John William Dougherty, DO

What Category Provider type are you? Psychiatry
What board certifications do you hold? American Board of Psychiatry and Neurology, American College of Osteopathic Family Physicians
How many years have you been in ketamine practice? 3
What percentage of your work is clinical versus research? 95%
Please describe any connections you have to major universities, research institutions and pharmaceutical companies, both financial and advisory/board? Collaborate on some research papers with colleges in the TBI realm at Johns Hopkins but no formal associations currently

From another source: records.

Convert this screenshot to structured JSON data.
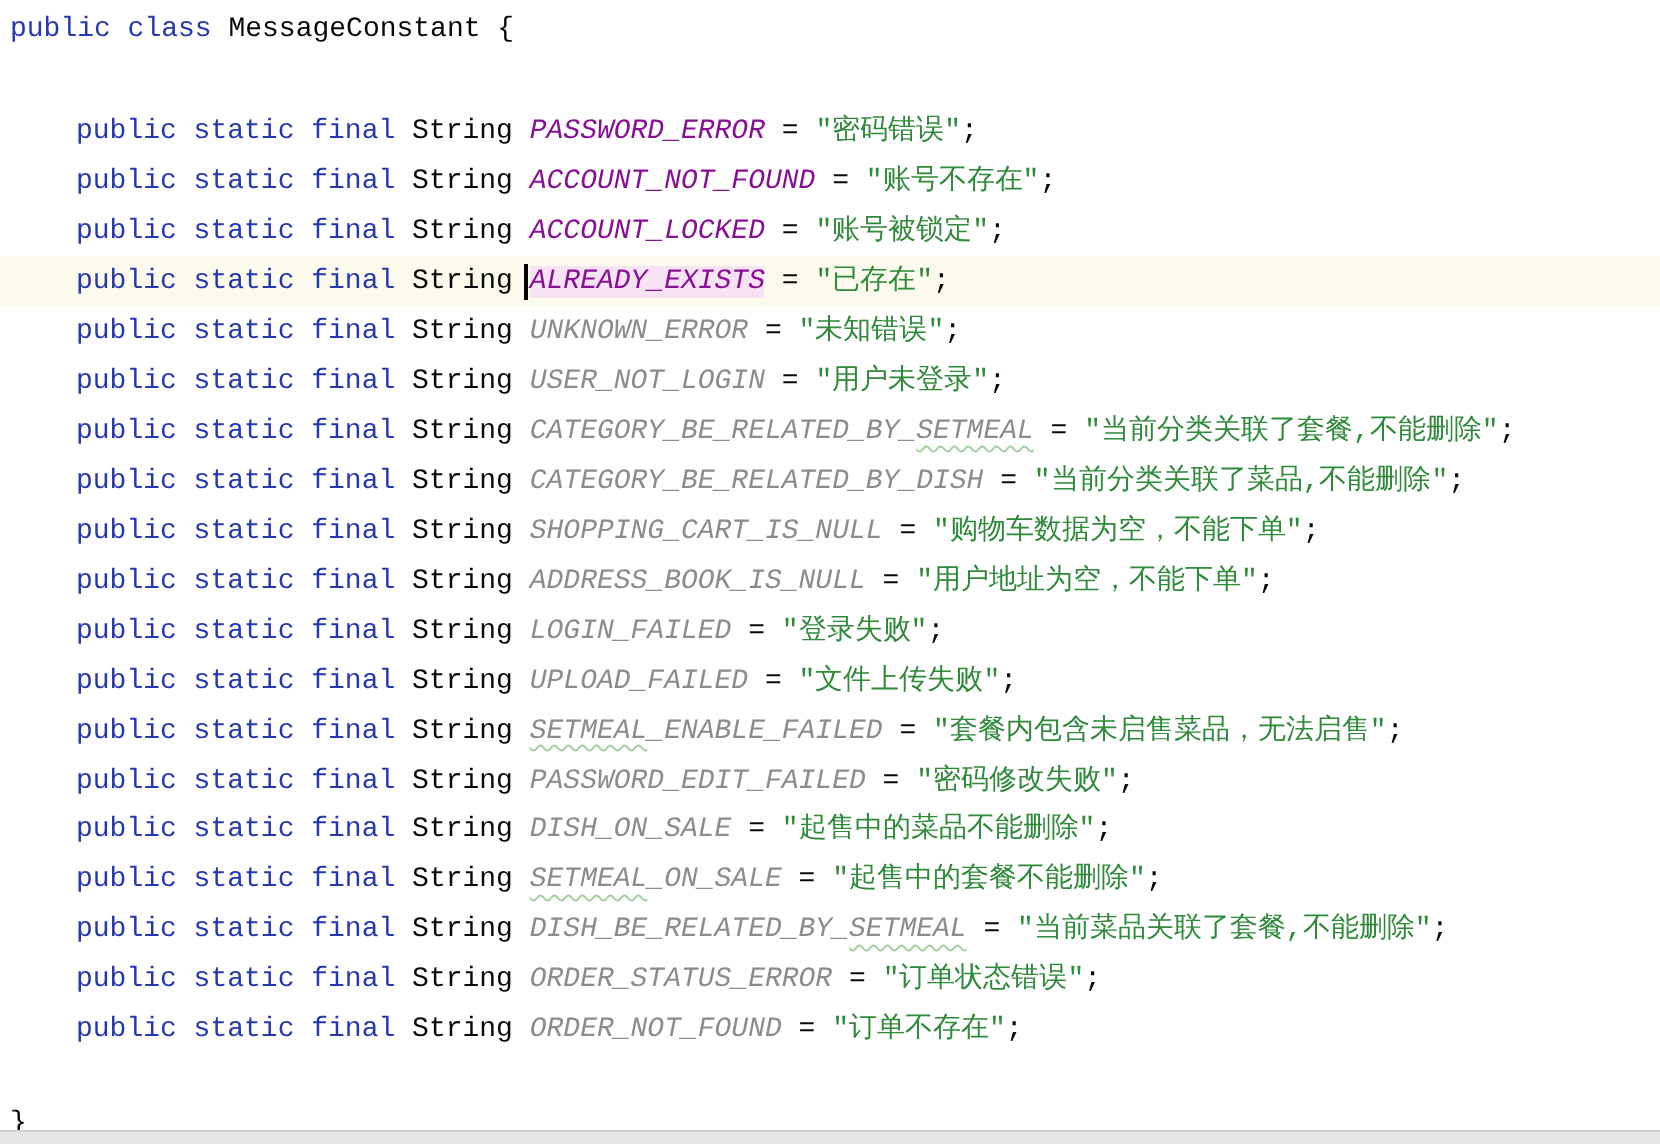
{
  "class_header": {
    "keywords": "public class",
    "name": "MessageConstant",
    "brace": "{"
  },
  "fields": [
    {
      "modifiers": "public static final",
      "type": "String",
      "name_parts": [
        {
          "text": "PASSWORD_ERROR",
          "typo": false
        }
      ],
      "operator": "=",
      "value": "\"密码错误\"",
      "terminator": ";",
      "used": true,
      "current": false
    },
    {
      "modifiers": "public static final",
      "type": "String",
      "name_parts": [
        {
          "text": "ACCOUNT_NOT_FOUND",
          "typo": false
        }
      ],
      "operator": "=",
      "value": "\"账号不存在\"",
      "terminator": ";",
      "used": true,
      "current": false
    },
    {
      "modifiers": "public static final",
      "type": "String",
      "name_parts": [
        {
          "text": "ACCOUNT_LOCKED",
          "typo": false
        }
      ],
      "operator": "=",
      "value": "\"账号被锁定\"",
      "terminator": ";",
      "used": true,
      "current": false
    },
    {
      "modifiers": "public static final",
      "type": "String",
      "name_parts": [
        {
          "text": "ALREADY_EXISTS",
          "typo": false
        }
      ],
      "operator": "=",
      "value": "\"已存在\"",
      "terminator": ";",
      "used": true,
      "current": true
    },
    {
      "modifiers": "public static final",
      "type": "String",
      "name_parts": [
        {
          "text": "UNKNOWN_ERROR",
          "typo": false
        }
      ],
      "operator": "=",
      "value": "\"未知错误\"",
      "terminator": ";",
      "used": false,
      "current": false
    },
    {
      "modifiers": "public static final",
      "type": "String",
      "name_parts": [
        {
          "text": "USER_NOT_LOGIN",
          "typo": false
        }
      ],
      "operator": "=",
      "value": "\"用户未登录\"",
      "terminator": ";",
      "used": false,
      "current": false
    },
    {
      "modifiers": "public static final",
      "type": "String",
      "name_parts": [
        {
          "text": "CATEGORY_BE_RELATED_BY_",
          "typo": false
        },
        {
          "text": "SETMEAL",
          "typo": true
        }
      ],
      "operator": "=",
      "value": "\"当前分类关联了套餐,不能删除\"",
      "terminator": ";",
      "used": false,
      "current": false
    },
    {
      "modifiers": "public static final",
      "type": "String",
      "name_parts": [
        {
          "text": "CATEGORY_BE_RELATED_BY_DISH",
          "typo": false
        }
      ],
      "operator": "=",
      "value": "\"当前分类关联了菜品,不能删除\"",
      "terminator": ";",
      "used": false,
      "current": false
    },
    {
      "modifiers": "public static final",
      "type": "String",
      "name_parts": [
        {
          "text": "SHOPPING_CART_IS_NULL",
          "typo": false
        }
      ],
      "operator": "=",
      "value": "\"购物车数据为空，不能下单\"",
      "terminator": ";",
      "used": false,
      "current": false
    },
    {
      "modifiers": "public static final",
      "type": "String",
      "name_parts": [
        {
          "text": "ADDRESS_BOOK_IS_NULL",
          "typo": false
        }
      ],
      "operator": "=",
      "value": "\"用户地址为空，不能下单\"",
      "terminator": ";",
      "used": false,
      "current": false
    },
    {
      "modifiers": "public static final",
      "type": "String",
      "name_parts": [
        {
          "text": "LOGIN_FAILED",
          "typo": false
        }
      ],
      "operator": "=",
      "value": "\"登录失败\"",
      "terminator": ";",
      "used": false,
      "current": false
    },
    {
      "modifiers": "public static final",
      "type": "String",
      "name_parts": [
        {
          "text": "UPLOAD_FAILED",
          "typo": false
        }
      ],
      "operator": "=",
      "value": "\"文件上传失败\"",
      "terminator": ";",
      "used": false,
      "current": false
    },
    {
      "modifiers": "public static final",
      "type": "String",
      "name_parts": [
        {
          "text": "SETMEAL",
          "typo": true
        },
        {
          "text": "_ENABLE_FAILED",
          "typo": false
        }
      ],
      "operator": "=",
      "value": "\"套餐内包含未启售菜品，无法启售\"",
      "terminator": ";",
      "used": false,
      "current": false
    },
    {
      "modifiers": "public static final",
      "type": "String",
      "name_parts": [
        {
          "text": "PASSWORD_EDIT_FAILED",
          "typo": false
        }
      ],
      "operator": "=",
      "value": "\"密码修改失败\"",
      "terminator": ";",
      "used": false,
      "current": false
    },
    {
      "modifiers": "public static final",
      "type": "String",
      "name_parts": [
        {
          "text": "DISH_ON_SALE",
          "typo": false
        }
      ],
      "operator": "=",
      "value": "\"起售中的菜品不能删除\"",
      "terminator": ";",
      "used": false,
      "current": false
    },
    {
      "modifiers": "public static final",
      "type": "String",
      "name_parts": [
        {
          "text": "SETMEAL",
          "typo": true
        },
        {
          "text": "_ON_SALE",
          "typo": false
        }
      ],
      "operator": "=",
      "value": "\"起售中的套餐不能删除\"",
      "terminator": ";",
      "used": false,
      "current": false
    },
    {
      "modifiers": "public static final",
      "type": "String",
      "name_parts": [
        {
          "text": "DISH_BE_RELATED_BY_",
          "typo": false
        },
        {
          "text": "SETMEAL",
          "typo": true
        }
      ],
      "operator": "=",
      "value": "\"当前菜品关联了套餐,不能删除\"",
      "terminator": ";",
      "used": false,
      "current": false
    },
    {
      "modifiers": "public static final",
      "type": "String",
      "name_parts": [
        {
          "text": "ORDER_STATUS_ERROR",
          "typo": false
        }
      ],
      "operator": "=",
      "value": "\"订单状态错误\"",
      "terminator": ";",
      "used": false,
      "current": false
    },
    {
      "modifiers": "public static final",
      "type": "String",
      "name_parts": [
        {
          "text": "ORDER_NOT_FOUND",
          "typo": false
        }
      ],
      "operator": "=",
      "value": "\"订单不存在\"",
      "terminator": ";",
      "used": false,
      "current": false
    }
  ],
  "closing": {
    "brace": "}"
  }
}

What are your views regarding desirability and appropriateness of including and fostering the variety of practitioners who presently administer ketamine for mood disorders? I believe it is important to foster many different perspectives regarding ketamine for mood disorders because each representative has views that may be overlooked by the other practitioners. These views may provide valuable insight into how we can do things better to improve patient outcomes. I believe in a team approach and that all of us have the same goals in mind for patients so whatever will help them is best.
What is your preferred route of administration of ketamine for mood disorders. What are your thoughts about the appropriateness or therapeutic value of other routes? I prefer IV administration due to having performed more than 2000 infusions over the course of the last few years. I had some experience with IM as well but most often patients did not like the quick impact and it often led to more nausea and unpleasant experiences for them. I have no experience with PO ketamine at this time and am open minded but wish he bioavailability was higher.
How do you approach the problem of integrating the transient altered state we induce into the patient’s overall psychic economy? What is the practitioner’s responsibility in this regard? For the previous clinic I worked at, we had always left individuals to themselves during the experience because it seemed that if that had certain dissociative symptoms they would often appear to respond better to the treatment itself and the subsequent treatments. I do believe having some symptoms are likely important although there are some patients who were the exception to the rule. I would look at the bottom line in terms of results of symptom reduction but if they were not improving, I would definitely push for a more transformative experience to give them the best chance to succeed. I have also now seen/heard some patients do better with some guidance during there experience with psychotherapy which I think can also help to a certain point in some individuals.
The practioner’s responsibility is to optimize results so if they do not appear to respond I think it is important to increase the dose to change the experience a bit as long as they can tolerate this change. I try to balance this with the overall pleasant nature of the experience because if they have a terrifying time we also do not want to scare them away from continuing this treatment.
Please describe your present clinical practice. How will it look different in 5 years? Currently I have transitioned away from an all ketamine practice in the past year and have started to get back into it again. Currently I am providing some ketamine services within an existing ketamine practice in New Jersey under the leadership of Dr. Patrick Sullivan. The goal is to increase volume and gradually expand the hours of the practice and to hopefully add a second location in PA in the near future. In the next five years, we hope to be able to have at least two successful practices offering a variety of services including traditional psychiatric services, TMS, ketamine and possibly even psilocybin if that is available at some point in the next few years.
How do you envision ASKP3 growing over the next 4 years? I envision ASKP3 growing to add more providers from a variety of disciplines and expanding access to ketamine across the country. I envision this organization advocating for the destigmatization of ketamine as a valuable treatment option and pushing for more ways to get ketamine to patients with better forms of oral supplements, easier ways to set up clinics using spravato and providing a great understanding to general practioners and other providers to consider referring for ketamine treatment sooner in treatment rather than waiting until a patient has tried practically every medication and has been struggling with severe depression for years. I hope they can advocate to the different states for ways to help access happen easier and encourage providers to offer ketamine.